• [Records for processing]:

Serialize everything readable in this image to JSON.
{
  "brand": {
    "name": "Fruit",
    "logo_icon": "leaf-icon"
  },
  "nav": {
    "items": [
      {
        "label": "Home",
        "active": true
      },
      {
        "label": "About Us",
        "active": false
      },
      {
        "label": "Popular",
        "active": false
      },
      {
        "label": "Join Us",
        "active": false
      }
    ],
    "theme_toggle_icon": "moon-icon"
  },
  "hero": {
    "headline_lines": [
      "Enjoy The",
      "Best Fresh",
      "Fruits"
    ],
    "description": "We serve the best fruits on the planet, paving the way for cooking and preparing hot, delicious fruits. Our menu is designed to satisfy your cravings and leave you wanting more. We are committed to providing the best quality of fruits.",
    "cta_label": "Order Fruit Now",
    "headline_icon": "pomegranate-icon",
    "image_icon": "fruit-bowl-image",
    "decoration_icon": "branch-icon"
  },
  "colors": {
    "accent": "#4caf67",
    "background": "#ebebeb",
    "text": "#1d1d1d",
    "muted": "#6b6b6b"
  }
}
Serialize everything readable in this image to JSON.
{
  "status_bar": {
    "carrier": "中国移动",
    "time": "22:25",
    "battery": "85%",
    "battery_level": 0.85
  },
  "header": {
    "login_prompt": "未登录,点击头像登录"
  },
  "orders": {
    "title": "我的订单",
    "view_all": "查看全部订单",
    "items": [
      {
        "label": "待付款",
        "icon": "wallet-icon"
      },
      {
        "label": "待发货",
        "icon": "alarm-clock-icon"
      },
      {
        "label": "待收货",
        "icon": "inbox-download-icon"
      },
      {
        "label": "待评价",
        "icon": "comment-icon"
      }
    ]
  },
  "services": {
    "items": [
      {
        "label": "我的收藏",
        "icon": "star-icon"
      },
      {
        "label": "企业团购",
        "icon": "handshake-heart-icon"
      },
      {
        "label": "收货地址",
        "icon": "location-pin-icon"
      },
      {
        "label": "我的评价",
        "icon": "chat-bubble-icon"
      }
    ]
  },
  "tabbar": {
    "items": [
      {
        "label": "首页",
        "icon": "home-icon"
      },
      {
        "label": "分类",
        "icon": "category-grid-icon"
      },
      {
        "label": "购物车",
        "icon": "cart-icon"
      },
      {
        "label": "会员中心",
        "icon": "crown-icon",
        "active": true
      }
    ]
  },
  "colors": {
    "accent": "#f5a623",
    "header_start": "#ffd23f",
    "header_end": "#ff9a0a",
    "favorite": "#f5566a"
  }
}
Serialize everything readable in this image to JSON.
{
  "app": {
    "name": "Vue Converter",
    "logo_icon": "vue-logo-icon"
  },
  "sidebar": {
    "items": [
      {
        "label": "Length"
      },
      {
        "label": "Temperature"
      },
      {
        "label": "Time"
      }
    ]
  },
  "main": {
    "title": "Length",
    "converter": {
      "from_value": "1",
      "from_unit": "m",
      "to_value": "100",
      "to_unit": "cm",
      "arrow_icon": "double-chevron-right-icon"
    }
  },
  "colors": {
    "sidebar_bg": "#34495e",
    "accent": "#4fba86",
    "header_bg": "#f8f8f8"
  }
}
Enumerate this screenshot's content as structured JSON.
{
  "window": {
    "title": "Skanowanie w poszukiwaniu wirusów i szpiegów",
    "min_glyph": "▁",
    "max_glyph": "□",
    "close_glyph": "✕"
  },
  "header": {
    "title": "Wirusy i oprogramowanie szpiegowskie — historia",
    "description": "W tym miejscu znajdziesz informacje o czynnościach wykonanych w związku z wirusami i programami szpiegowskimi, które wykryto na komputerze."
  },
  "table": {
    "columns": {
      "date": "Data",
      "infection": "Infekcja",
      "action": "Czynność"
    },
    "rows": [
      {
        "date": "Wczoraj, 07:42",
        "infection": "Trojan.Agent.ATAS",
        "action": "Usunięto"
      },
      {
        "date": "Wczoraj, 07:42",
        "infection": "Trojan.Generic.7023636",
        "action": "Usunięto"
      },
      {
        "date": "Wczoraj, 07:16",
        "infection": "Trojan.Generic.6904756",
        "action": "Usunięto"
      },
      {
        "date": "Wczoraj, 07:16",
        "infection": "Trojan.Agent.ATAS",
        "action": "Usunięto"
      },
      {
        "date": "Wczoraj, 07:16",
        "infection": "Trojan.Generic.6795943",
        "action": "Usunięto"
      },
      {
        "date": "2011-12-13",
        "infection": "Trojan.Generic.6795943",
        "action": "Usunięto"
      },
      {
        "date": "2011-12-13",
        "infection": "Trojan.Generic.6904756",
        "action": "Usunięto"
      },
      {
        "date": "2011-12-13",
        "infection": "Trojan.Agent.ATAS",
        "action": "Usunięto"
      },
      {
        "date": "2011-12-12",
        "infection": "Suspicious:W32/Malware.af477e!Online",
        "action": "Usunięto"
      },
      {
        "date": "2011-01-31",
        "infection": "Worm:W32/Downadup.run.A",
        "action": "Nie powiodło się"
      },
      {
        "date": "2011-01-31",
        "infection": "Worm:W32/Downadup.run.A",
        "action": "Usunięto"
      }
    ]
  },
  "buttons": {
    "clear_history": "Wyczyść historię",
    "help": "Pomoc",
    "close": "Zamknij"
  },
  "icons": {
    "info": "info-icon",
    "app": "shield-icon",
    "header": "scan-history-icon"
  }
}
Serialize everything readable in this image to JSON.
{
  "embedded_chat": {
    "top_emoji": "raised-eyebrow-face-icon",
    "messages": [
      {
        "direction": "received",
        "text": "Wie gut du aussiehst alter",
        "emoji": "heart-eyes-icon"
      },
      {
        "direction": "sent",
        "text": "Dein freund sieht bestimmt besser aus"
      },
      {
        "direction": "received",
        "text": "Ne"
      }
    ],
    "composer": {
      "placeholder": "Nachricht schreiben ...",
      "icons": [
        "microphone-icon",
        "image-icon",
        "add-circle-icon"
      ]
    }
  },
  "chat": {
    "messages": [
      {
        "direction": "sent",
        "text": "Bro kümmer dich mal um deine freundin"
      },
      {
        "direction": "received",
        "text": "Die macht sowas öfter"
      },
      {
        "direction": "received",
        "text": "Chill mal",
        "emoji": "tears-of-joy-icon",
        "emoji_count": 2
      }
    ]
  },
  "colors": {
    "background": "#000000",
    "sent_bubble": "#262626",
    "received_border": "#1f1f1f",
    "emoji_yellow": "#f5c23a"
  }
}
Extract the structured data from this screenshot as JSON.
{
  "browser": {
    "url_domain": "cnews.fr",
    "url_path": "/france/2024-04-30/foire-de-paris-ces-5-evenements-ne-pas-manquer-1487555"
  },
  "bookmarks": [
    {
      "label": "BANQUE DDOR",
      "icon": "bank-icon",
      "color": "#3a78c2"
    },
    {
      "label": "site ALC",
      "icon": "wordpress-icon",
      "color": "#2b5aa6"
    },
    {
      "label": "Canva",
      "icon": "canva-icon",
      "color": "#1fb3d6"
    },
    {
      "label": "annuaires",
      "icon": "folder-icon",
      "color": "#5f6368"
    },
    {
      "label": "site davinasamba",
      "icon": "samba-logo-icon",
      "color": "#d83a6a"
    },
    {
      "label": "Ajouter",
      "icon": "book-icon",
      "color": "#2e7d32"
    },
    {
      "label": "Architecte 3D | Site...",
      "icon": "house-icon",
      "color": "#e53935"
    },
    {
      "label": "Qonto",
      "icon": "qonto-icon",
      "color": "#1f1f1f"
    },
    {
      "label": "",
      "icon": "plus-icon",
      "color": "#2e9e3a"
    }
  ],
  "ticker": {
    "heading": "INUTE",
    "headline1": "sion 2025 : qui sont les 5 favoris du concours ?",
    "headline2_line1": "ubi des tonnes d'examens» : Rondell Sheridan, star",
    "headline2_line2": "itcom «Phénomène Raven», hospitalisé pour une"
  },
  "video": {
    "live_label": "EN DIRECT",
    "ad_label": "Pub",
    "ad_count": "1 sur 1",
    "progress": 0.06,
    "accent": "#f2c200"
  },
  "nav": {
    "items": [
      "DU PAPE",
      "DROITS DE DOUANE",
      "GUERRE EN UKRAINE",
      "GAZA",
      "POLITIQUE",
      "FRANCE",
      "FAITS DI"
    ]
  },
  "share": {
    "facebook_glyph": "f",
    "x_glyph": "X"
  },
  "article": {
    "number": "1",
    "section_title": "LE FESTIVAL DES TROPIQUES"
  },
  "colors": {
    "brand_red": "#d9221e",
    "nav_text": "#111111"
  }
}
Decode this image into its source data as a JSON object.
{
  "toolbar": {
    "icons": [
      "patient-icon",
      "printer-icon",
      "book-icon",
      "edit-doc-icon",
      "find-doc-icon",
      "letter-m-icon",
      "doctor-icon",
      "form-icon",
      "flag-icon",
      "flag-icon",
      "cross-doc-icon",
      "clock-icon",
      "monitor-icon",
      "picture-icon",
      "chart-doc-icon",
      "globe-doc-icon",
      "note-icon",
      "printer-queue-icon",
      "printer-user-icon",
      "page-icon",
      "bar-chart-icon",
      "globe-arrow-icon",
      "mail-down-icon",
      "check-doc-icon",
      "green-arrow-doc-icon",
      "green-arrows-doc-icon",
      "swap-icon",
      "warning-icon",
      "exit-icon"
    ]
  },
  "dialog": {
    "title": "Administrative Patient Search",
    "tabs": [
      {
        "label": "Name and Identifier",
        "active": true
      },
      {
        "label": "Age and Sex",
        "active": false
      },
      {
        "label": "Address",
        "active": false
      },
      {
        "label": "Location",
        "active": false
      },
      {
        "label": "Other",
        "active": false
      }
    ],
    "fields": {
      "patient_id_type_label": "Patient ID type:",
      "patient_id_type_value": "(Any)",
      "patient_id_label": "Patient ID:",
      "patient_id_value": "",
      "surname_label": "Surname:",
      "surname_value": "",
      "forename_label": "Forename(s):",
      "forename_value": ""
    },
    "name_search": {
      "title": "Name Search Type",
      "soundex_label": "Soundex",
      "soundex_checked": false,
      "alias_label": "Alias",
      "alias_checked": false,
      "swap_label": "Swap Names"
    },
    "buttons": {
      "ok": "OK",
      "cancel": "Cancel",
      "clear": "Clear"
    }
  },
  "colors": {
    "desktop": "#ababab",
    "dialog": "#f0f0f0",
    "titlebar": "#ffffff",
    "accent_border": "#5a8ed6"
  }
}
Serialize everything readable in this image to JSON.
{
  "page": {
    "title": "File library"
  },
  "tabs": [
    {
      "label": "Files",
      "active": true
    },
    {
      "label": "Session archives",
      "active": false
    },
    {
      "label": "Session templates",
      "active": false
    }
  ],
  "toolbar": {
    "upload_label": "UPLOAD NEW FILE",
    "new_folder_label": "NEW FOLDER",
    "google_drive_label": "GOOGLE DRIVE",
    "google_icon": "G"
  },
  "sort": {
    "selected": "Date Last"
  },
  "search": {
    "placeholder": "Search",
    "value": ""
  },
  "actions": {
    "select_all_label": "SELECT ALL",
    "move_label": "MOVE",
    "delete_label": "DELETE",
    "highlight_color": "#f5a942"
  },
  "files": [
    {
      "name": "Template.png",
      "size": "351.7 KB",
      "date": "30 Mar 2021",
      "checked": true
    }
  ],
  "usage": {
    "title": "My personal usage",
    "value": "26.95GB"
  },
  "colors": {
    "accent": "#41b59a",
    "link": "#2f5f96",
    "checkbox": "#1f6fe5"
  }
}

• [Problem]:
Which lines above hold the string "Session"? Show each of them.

• [Reply to the task]:
      "label": "Session archives",
      "label": "Session templates",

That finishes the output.